NASA takes off with an open government and cloud infrastructure plan
Don’t be surprised if NASA’s Nebula cloud becomes the model — and maybe the mother — of cloud infrastructure in the U.S. NASA is embarking on an ambitious plan to overhaul its existing data center infrastructure to standardize on open source technologies and ideas.
At the forefront of the Obama administration’s efforts to consolidate data centers and adopt cloud services, Washington, D.C.-based NASA has “aggressively consolidated” 32% of its data centers in the past 12 months, according to Deborah Diaz, the agency’s deputy CIO. That had been a goal to be reached by 2015, but now NASA expects to consolidate 66% percent of its data centers by then.
“We’re looking at this holistically,” said Diaz, who is heading up a transformation that involves virtualization and such new technologies as geothermal power.

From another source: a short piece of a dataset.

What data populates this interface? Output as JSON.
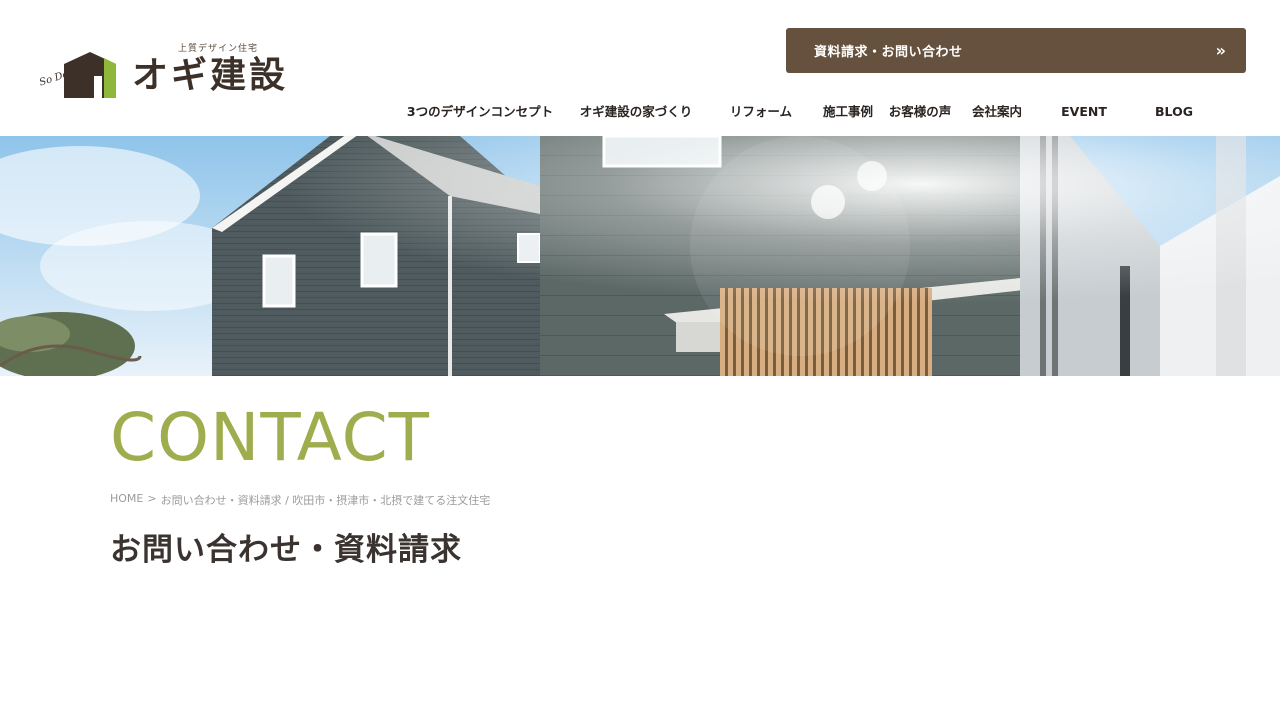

The goal is not simply a reduction in the number of data centers, but also the “better utilization of computing resources,” she said. The result will be a hybrid cloud infrastructure that standardizes on open source technologies to save the American public money and further the agency’s lauded Open Government plan.
Diaz is leading an initiative as part of NASA’s IT Infrastructure Integration Program that’s called the computing services platform. Next month on SearchCIO.com, I’ll look at how she’s bringing together virtualized data centers that combine cloud infrastructure with high-performance computing and energy efficiency. She was in the private sector before she launched USA.gov and became CIO of Homeland Security.
NASA was founded in 1958 to “provide for the widest practicable and appropriate dissemination of information,” and its principles of open government are deeply embedded in its culture. Yet new initiatives are designed to take that to the next level by giving the public a voice in future endeavors. NASA’s Citizen Engagement Tool, for example, deployed through its Participatory Exploration Office, netted 420 ideas from 280 individuals in February and March.
NASA also co-founded (with Rackspace Hosting) the OpenStack initiative to foster open source development in the private sector. I’m looking forward to the upcoming Red Hat and JBossWorld conference in Boston in two weeks, where I’ll learn about the latest in open source cloud computing. Are you going? Email me at [email protected].